A child’s Life in the middle Ages

A Lecture by Imogen Corrigan

The Arts Society Torbay

A CHILD’S LIFE IN THE MIDDLE AGES – A Lecture by Imogen Corrigan

In her lecture on April 11th Imogen Corrigan seemed to have two questions in mind: what was life actually like for children living in the Middle Ages and where is the evidence?

The verdict seemed to be that, as usual, life was very hard for the poorest in society, especially the rural poor, and less so for the wealthy and growing middle classes. Most children were working in their childhood but this was seen as training for their adult roles and the work, although often arduous, was not usually beyond their capabilities.

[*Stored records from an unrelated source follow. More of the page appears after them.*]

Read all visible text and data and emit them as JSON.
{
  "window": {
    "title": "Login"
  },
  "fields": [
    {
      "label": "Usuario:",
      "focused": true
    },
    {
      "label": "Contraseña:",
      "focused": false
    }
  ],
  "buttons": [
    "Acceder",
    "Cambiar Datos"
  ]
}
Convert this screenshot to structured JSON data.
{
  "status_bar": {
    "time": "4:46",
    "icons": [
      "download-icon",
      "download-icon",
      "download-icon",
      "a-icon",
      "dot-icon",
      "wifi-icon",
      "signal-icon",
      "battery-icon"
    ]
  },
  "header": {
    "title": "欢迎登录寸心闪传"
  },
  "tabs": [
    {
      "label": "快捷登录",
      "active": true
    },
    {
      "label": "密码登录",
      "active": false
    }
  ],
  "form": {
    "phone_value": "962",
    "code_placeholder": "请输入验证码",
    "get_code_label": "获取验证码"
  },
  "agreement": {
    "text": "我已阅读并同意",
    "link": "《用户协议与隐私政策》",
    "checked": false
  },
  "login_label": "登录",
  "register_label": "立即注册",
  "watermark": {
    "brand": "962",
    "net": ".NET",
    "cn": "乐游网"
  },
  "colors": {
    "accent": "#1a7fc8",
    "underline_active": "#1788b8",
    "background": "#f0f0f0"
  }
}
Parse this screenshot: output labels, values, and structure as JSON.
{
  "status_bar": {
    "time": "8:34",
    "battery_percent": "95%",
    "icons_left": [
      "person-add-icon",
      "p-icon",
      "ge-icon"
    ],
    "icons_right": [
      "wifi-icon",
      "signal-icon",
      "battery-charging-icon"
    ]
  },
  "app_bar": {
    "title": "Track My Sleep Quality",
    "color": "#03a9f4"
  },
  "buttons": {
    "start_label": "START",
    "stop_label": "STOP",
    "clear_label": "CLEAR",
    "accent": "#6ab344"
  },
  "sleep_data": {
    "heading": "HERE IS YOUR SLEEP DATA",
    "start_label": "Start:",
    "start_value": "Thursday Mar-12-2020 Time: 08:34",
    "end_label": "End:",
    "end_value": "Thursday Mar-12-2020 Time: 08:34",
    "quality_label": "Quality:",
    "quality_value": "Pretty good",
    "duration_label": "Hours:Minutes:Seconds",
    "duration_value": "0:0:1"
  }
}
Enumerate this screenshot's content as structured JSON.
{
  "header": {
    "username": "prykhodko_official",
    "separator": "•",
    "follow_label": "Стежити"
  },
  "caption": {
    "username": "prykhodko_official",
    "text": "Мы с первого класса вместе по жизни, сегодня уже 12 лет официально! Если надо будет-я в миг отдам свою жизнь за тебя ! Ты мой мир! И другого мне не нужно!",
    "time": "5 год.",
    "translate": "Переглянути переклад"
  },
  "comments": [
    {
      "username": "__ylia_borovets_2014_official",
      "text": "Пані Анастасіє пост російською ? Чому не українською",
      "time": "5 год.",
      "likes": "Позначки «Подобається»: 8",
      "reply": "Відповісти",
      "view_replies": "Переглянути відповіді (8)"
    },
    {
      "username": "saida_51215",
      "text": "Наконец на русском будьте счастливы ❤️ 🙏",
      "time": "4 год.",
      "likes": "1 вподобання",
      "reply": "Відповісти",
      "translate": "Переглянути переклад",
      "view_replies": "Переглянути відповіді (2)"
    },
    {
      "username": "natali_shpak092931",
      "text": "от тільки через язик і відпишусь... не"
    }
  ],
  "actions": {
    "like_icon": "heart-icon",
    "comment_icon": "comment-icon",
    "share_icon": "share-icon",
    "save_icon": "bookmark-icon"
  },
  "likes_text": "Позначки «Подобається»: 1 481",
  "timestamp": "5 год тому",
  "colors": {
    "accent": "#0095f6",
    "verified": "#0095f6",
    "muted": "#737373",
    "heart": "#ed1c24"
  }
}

The influence of the Church, which was all pervading at this time, put great emphasis on morality in family life with the Holy Family and the childhood of Christ as the supreme example. Many in the Church took their role as educators and nurturers very seriously and were supported by the wealthy who saw this as a sure way to salvation. Much of the evidence for attitudes and factual information comes from Church and Monastic records, some visual and some written, both formal and informal. Glimpses of daily life and entertainments could be seen in the hidden spaces such as misericords and in the paintings in private copies of a ‘Book of Hours’.

Later as printing developed and books and block prints of art work became more widespread such images became more prevalent and manuals for the training and education of young people appeared. Patrons were happy to see scenes of daily life in the religious and secular images they had commissioned.

This was a very welcome second visit to the society by Imogen Corrigan thanks to the very generous anonymous donor who sponsored the lecture.